- If your outcome includes an increase in profits for a business, then a higher-priced program is possible.
- Your experience level. With a proven track record of success for yourself and your clients, you can easily ask top-dollar for your 1:1 package.
In addition to these elements, consider comparable programs from your coaching colleagues. What do they offer and for how much?
Exercise: Determine Your Program Length and Cost
Note: You can create multiple levels here as well. For example, you might offer both a 3-month and a six-month program.
Step Seven: Setting Boundaries
Even with a clear communication plan and format in place, there will be temptations—on both sides—to push the limits.
- Clients will keep you on the phone longer than you intended
- They will email you more than is allowed
- They will text you for non-emergencies
- They will send you messages in Facebook, on Twitter, on Voxer, or anywhere else that is convenient for them—regardless of your preferences
And it works both ways!
You will be tempted to reach out on a weekend to answer a question, or schedule a call on a Sunday afternoon because that’s when your client is available. While you might think this is just good business—after all, you’re building a relationship, right?—the fact is, it will lead to burn out. You’ll always feel like you must do more for your clients, and sooner or later, you’ll lose touch with your own health and personal space.
Boundaries are the answer, for both you and your clients.
Establish from the outset exactly what is included with your coaching package, and be sure to include when contact will take place. For example, you might say:
“Your coaching package includes one monthly, 50-minute phone call with me + one question by email each working day.

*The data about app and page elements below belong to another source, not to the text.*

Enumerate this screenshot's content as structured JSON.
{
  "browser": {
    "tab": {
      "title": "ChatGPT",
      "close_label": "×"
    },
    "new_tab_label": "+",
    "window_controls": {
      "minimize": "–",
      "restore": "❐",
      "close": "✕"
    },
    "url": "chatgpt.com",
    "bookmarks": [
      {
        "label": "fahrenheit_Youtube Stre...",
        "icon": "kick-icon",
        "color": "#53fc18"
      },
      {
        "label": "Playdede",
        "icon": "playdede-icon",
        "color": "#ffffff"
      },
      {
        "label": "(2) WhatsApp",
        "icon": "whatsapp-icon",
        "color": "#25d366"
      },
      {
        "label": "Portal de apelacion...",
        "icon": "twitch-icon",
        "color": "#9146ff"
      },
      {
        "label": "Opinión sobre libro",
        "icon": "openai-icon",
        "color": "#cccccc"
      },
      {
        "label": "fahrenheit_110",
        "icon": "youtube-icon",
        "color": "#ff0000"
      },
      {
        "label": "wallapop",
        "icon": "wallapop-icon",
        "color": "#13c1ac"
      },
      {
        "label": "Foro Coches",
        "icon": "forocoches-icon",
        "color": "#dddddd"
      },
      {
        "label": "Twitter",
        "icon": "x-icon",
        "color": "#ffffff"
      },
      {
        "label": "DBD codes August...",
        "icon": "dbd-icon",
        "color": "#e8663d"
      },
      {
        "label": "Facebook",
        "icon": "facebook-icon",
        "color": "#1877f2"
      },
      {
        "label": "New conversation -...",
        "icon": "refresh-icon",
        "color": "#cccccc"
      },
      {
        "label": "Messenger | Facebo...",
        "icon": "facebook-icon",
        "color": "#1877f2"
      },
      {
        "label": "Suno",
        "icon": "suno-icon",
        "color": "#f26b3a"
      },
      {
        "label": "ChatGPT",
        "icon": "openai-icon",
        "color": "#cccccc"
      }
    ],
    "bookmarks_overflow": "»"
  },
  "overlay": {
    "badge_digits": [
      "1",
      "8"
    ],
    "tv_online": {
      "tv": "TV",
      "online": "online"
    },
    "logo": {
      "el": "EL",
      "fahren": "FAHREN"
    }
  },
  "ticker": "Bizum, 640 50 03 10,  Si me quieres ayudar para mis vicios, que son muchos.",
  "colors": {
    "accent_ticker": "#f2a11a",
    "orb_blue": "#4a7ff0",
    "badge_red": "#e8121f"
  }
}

My work days are Monday through Thursday from 10am to 4pm Eastern, and all calls and emails will be answered during that time.”

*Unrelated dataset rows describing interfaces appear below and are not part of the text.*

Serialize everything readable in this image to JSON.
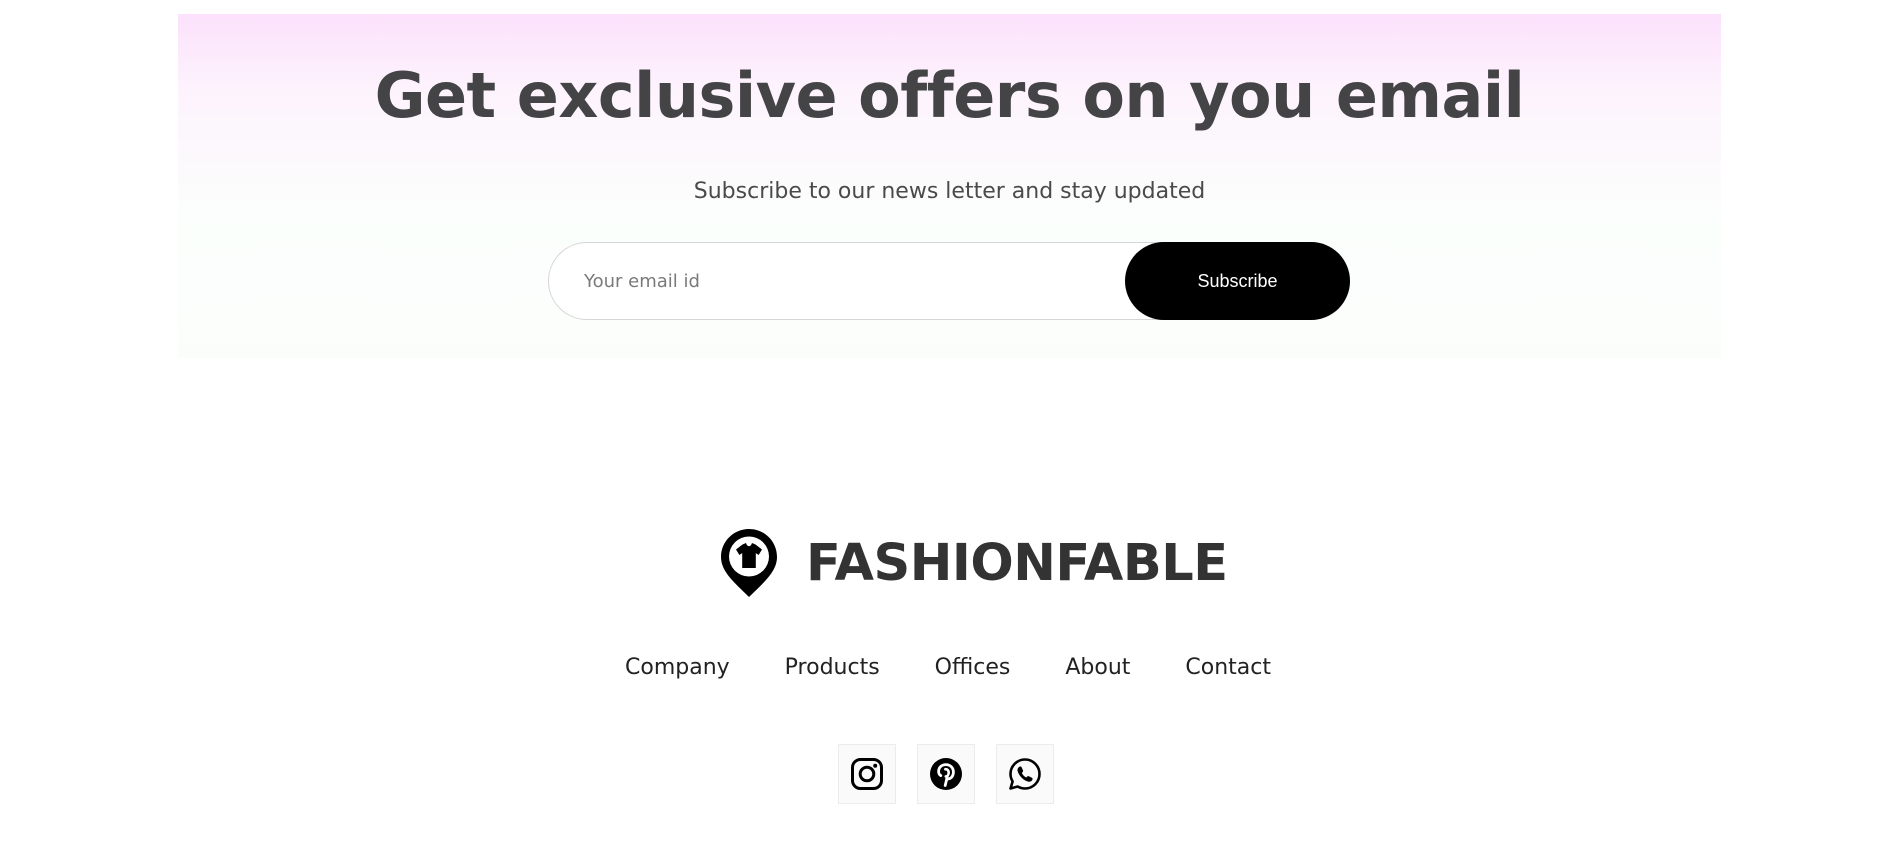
{
  "newsletter": {
    "title": "Get exclusive offers on you email",
    "subtitle": "Subscribe to our news letter and stay updated",
    "email_placeholder": "Your email id",
    "email_value": "",
    "subscribe_label": "Subscribe"
  },
  "brand": {
    "name": "FASHIONFABLE",
    "logo_icon": "map-pin-tshirt-icon"
  },
  "footer_nav": {
    "items": [
      {
        "label": "Company"
      },
      {
        "label": "Products"
      },
      {
        "label": "Offices"
      },
      {
        "label": "About"
      },
      {
        "label": "Contact"
      }
    ]
  },
  "socials": [
    {
      "icon": "instagram-icon"
    },
    {
      "icon": "pinterest-icon"
    },
    {
      "icon": "whatsapp-icon"
    }
  ],
  "colors": {
    "newsletter_gradient_top": "#fce1fc",
    "newsletter_gradient_bottom": "#fbfdfb",
    "button_bg": "#000000",
    "button_text": "#ffffff",
    "heading_text": "#444345"
  }
}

With this format, you’ve established:
- What the client gets (one phone call and once daily emails)
- When she gets it (Monday through Thursday from 10am to 4pm)
You’ll also need to establish exactly how your clients should contact you, and what will happen if they do not follow the procedures. As we discussed in the last step, it can help to set up specific email addresses and phone numbers or conference lines exclusively for your client use.

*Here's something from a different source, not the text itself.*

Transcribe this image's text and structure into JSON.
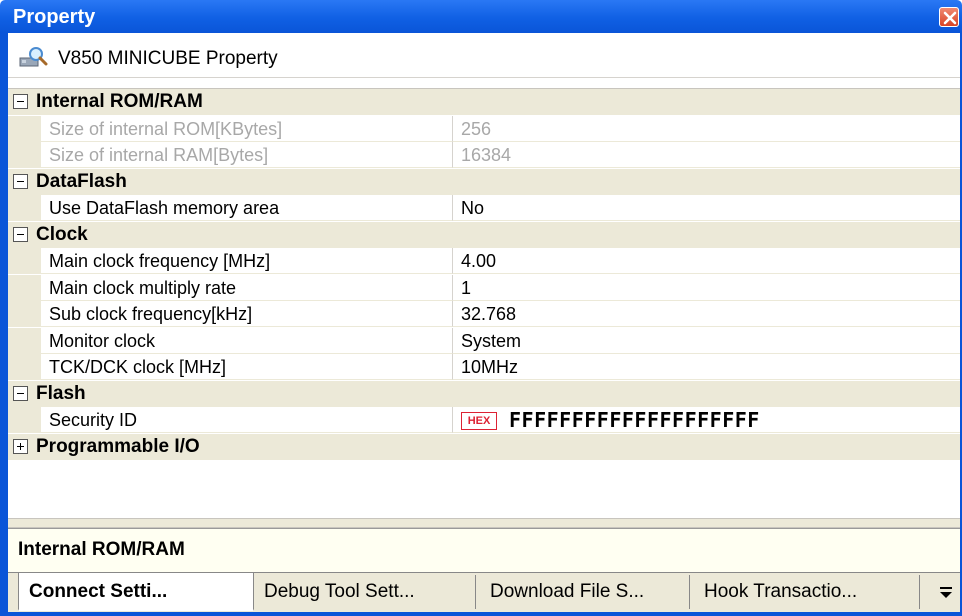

Another step you can take is to create “canned responses” to send out when a client attempts to contact you outside of your established system. For example, if you receive a Facebook message (and you don’t offer this as a form of contact) you might respond with:
“Thank you for reaching out. This is a great question, and I’m happy to help you with it. For better organization of my client files, though, I do ask that you send all your questions to my email address at firstname.lastname@example.org.”
A gentle reminder of the “rules” is often all it will take to establish clear boundaries, and create a better coaching relationship for both of you.
To keep phone calls from running over, a simple kitchen timer will help. At the start of the call, tell your client, “We have XX minutes today, so I’m going to set a timer for YY minutes to remind us when it’s almost time to end. That will help ensure I can answer all your questions today.”
Then set your timer for 5 minutes before the call is to end. When the timer goes off, let your client know you have 5 minutes remaining, and ask if she has any final questions before you hang up.
Following this simple system will prevent those endless phone calls that you just can’t seem to end.
Remember though, you have to respect your own boundaries, too! Resist the temptation to allow calls to be booked outside of your working hours, or to respond to questions on the weekend, or to book additional appointments “just this once.”
Doing so will make it appear to your client that your boundaries are flexible, and will invite them to push the limits as well. After all, if you email on the weekend, it must be ok, right?
Exercise: Map Your Work Hours
Exercise: Craft Your Boundary Responses
How will you set the expectation at the start of a call so it does not run over?
How will you respond if a client contacts you outside your established system?
What will you tell yourself when you fail to respect your own boundaries?